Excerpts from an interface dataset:
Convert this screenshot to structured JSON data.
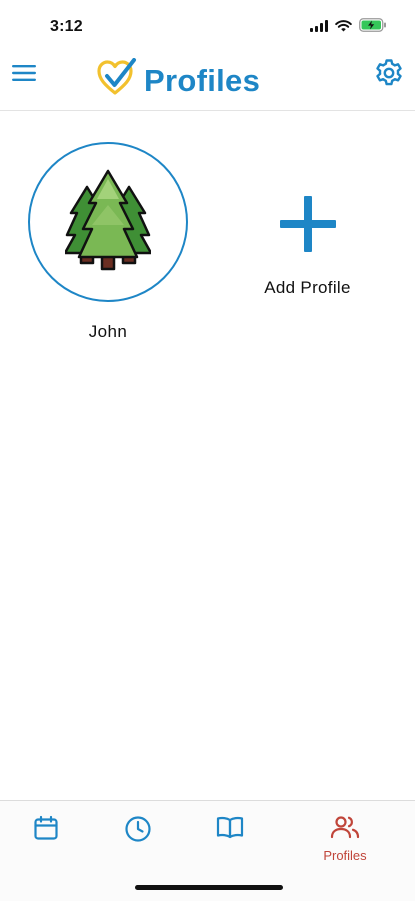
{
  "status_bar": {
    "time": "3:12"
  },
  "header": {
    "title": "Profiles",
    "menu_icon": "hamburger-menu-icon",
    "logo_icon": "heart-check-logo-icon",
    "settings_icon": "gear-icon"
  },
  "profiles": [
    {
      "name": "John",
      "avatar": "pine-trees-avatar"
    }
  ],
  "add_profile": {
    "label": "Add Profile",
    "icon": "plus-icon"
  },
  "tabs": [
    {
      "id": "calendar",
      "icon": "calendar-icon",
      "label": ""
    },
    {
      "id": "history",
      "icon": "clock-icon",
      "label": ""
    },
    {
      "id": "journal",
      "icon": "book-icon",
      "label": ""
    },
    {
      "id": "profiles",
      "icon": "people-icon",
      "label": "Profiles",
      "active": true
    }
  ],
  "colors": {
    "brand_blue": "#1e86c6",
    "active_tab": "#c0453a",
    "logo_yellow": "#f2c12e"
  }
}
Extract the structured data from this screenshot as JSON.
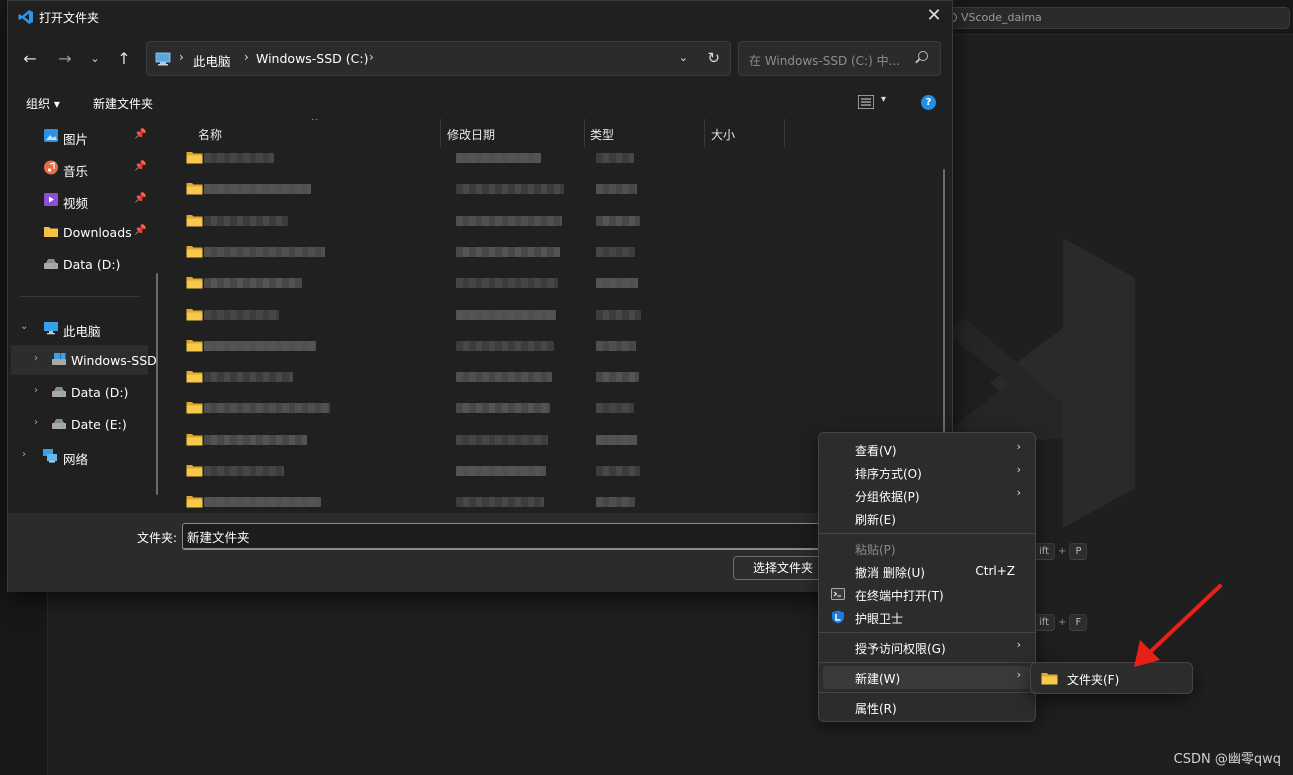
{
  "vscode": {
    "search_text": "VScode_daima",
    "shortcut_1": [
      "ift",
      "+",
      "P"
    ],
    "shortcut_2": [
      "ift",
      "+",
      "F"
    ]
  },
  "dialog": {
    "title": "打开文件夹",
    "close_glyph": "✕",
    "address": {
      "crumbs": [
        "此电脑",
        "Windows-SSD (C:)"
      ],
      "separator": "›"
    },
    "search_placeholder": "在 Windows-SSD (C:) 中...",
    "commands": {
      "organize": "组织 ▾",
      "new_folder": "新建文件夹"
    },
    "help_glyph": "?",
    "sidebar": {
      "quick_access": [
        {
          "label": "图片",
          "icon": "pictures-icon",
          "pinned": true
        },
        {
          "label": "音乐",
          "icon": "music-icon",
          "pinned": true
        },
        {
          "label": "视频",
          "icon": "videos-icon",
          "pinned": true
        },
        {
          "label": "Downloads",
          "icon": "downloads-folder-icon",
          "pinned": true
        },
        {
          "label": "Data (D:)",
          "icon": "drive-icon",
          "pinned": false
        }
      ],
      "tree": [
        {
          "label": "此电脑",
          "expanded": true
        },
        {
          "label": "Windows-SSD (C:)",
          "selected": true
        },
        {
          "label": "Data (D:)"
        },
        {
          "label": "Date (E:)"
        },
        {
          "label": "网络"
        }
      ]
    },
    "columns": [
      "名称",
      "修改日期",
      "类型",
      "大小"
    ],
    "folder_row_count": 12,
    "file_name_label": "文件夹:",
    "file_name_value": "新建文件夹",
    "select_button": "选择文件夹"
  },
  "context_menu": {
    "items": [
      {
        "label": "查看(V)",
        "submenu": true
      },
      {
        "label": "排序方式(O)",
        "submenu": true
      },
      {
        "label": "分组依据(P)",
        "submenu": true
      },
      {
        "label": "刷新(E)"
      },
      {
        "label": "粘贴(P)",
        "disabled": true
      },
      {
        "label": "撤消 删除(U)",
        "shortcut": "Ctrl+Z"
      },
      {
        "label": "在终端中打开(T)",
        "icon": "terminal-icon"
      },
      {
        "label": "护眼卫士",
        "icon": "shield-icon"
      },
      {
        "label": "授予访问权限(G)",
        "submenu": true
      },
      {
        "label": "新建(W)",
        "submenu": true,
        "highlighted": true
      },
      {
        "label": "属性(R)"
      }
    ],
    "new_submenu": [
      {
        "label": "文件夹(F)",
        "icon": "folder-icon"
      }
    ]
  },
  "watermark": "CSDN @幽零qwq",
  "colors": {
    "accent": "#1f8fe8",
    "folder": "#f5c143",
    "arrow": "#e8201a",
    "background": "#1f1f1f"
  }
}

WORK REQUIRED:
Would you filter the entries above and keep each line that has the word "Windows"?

ANSWER TO THIS EXERCISE:
        "Windows-SSD (C:)"
    "search_placeholder": "在 Windows-SSD (C:) 中...",
          "label": "Windows-SSD (C:)",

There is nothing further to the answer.